This summer, at least on the PCC campus, I'm seeing a tremendous revival of the vulgar t-shirt. Many of my students have the most extraordinarily hostile --and occasionally funny -- messages across their chests.
What bothers me most, however, are the ones that play on traditional female rivalries and anxieties. "Tell Your Boyfriend I Said Thanks" read one I saw in the hall yesterday; "Tell Your Boyfriend to Stop Calling Me" read one from last week (on a different young woman, mind.) T-shirts like these -- and there are others -- trouble me more than the ones that read "All American Bitch" or "So Many Men, So Little Time". Displays of sexual bravado like these may be somewhat embarrassing and juvenile, but they aren't designed to do damage to other women.
If there is one consistent lament I hear from the women in my feminist studies classes, it's about the presence of intense competition in their lives. Not academic competition, but sexualized competition. As has often been noted here on this blog and elsewhere, this competitiveness on an "attractiveness market" is more intense in a community college with primarily lower middle class and working class students. To generalize enormously, the less privileged the background, the more intense the sense of competition among young women. Far too many young ones grow up with a sense that their sexual desirability is a more marketable commodity than their intellectual accomplishments; this is all the more likely to be true in families where there isn't a history of women going to college. (If you don't believe me, visit any American community college on a hot day -- and then visit an elite university in the same weather. You'll see more mini-skirts and heels in five minutes at Pasadena City College than you will in five hours at Berkeley or Stanford. That's anecdotal, sure, but don't take my word for it -- try it yourself.) The bottom line: class and sexual competitiveness among women are, to say the least, not unrelated!
I realize it's problematic for a fortyish man from a relatively privileged background to "tut-tut" with annoyance at the realities of the "attractiveness market" on which so many (but by no means all) of my young female students compete. But as I've said over and over again, at least part of living a feminist life is learning not to see other women as rivals. You can't be committed to women's liberation and see other attractive women as one's enemies. One of the sad fruits of a sexist culture is the sense of isolation that many women have from one another. Internalized misogyny and competitiveness do not rest easy with a belief that women ought to be seen as complete human beings.

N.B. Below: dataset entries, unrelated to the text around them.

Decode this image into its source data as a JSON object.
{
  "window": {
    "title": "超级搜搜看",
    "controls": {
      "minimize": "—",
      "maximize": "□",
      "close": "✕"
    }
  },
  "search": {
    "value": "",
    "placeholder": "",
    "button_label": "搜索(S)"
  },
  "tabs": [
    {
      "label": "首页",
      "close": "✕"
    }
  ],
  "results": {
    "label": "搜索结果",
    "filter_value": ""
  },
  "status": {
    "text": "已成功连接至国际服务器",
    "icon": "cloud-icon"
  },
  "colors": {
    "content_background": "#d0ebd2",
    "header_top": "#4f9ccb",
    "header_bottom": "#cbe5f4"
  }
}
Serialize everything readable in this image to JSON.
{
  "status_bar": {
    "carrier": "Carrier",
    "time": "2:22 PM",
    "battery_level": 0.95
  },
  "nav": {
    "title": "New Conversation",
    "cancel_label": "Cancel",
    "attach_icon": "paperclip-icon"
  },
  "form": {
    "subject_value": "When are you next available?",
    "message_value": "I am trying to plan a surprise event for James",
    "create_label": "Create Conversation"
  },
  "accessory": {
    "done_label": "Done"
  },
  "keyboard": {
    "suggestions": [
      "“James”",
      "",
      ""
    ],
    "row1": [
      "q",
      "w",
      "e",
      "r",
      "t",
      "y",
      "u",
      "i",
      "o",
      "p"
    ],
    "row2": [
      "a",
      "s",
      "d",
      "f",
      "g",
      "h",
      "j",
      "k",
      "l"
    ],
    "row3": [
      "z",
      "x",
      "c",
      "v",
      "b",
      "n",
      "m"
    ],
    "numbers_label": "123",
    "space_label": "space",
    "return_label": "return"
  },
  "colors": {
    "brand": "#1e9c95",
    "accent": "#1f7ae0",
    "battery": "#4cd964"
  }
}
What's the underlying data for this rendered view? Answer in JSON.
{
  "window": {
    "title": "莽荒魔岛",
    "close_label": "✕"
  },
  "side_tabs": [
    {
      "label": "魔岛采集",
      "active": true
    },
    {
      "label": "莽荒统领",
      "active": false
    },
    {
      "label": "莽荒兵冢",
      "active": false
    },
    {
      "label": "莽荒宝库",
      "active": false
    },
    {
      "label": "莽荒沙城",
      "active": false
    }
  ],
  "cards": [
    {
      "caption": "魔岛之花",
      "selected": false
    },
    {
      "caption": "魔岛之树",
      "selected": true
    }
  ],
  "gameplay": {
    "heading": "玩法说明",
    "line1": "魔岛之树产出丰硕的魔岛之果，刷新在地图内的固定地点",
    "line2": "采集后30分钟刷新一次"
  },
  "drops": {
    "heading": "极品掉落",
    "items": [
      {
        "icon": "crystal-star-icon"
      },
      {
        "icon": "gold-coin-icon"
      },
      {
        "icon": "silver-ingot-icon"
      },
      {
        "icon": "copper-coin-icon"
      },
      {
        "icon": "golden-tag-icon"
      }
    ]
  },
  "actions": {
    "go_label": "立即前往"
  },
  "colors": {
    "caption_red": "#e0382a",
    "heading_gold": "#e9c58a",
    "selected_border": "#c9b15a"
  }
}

It's unlikely, of course, that any young woman is going to be directly threatened by the "Tell Your Boyfriend I Said Thanks" shirt. But it's also equally unlikely that the shirt is intended to be interpreted ironically, as a wry commentary on the state of women's competitiveness and anxiety. The shirt makes a claim about the wearer and her desirability -- and it suggests that attractiveness is a zero-sum game for women. The sexier girl gets attention from other girls' boyfriends. Fear about playing that game -- and losing at it -- is a major factor in the lives of many of the young women with whom I work.
I've had four entries up in recent weeks on modesty, women's dress, and male self-control. Having insisted six ways to Sunday that lust is always the problem of the luster, I stopped short of saying that we ought not ever consider others when we dress ourselves. And yes, if what another woman wears makes you feel jealous and insecure, that's as much your problem as it is for a man who is aroused by the same display. But I draw a distinction between the accidental and the intentional. A woman who is perceived as beautiful will be envied -- and perhaps even disliked -- by a few of her female peers regardless of what she wears. That's not her fault. But if she wears a "Tell Your Boyfriend I Said Thanks" shirt , she's being quite deliberate about her desire to elevate her own status in a mildly shocking but deeply competitive manner. For that she is responsible, as in a small but significant way, she's choosing to be actively hostile towards other women.